Just some of the produce now prepared for winter!


Tuesday Farm Update

So, during all this craziness, I actually got my Flipcam out again and shot some video of Wheat Harvest 2011. It’s not my best work, but at this point, I’m surprised it’s not just a video of me in the fetal position in the corner sucking my thumb and clicking my heels, saying, “There’s no place like home.” I think you get my point.


New perspective

We are entering a new ballgame here at the Wagner Farm. One I never expected to have to face, but can’t wait to see the results!

Our youngest son seems to have a condition that doesn’t allow him to breakdown proteins. The solution to this problem, at this time, is to limit his protein intake. Quite an interesting situation for a cattle family, to say the least. But, in the true sense of making lemonade out of lemons, I look forward to the road we’re going down. I can’t wait to see what I can learn!

Don’t get me wrong, my family will not become vegans, and I have no intention of changing our way of life, but everything will be done from a whole new perspective.

Now, I have always been one to understand that there are people in this world who make choices based on true science, medical advice and thorough research. I respect and admire those people and understand completely why they make the choices that they make.

On the other hand, there is an even larger group of people that prey on fear, sling mud and use emotion and distorted information to support their cause, and feel free to spread their misinformation around the cyberworld. Those are the people that I hope to refute.

We raise cattle…and we do a good job, if I do say so myself. We also raise corn, soybeans, wheat and alfalfa/grass hay. (And for the moment, we appear to be raising a pretty darn good crop of deer…much to our dismay.) Having a child that cannot consume these products, or at least only in extremely limited quantities, changes my perspective quite a bit…and that’s a good thing.

I find no fault with someone who makes a decision to elminate a product that I raise out of their diet for the benefit and well-being of their health, or in this case, a child’s health.

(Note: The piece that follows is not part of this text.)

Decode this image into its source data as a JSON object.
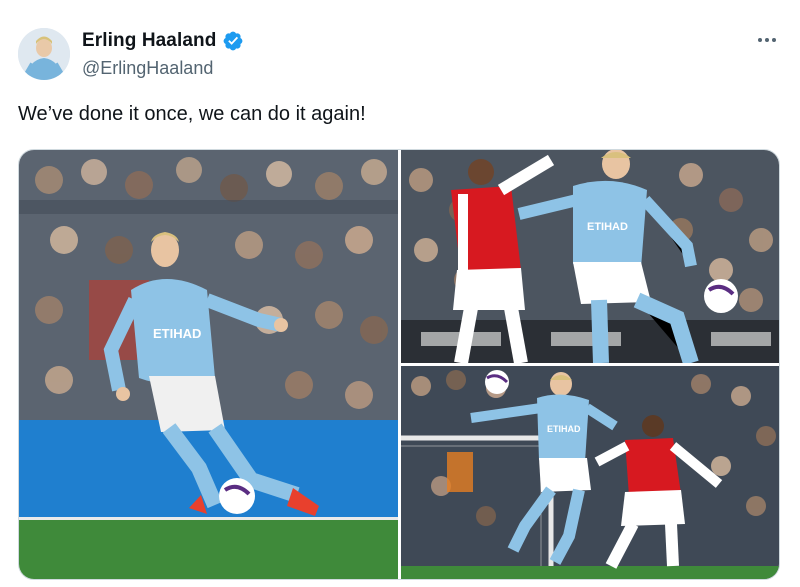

When that decision is made based on the argument that I’m not caring enough for my animals…that’s where we part ways.

Care to join me on this new adventure? It’s gonna be a wild ride!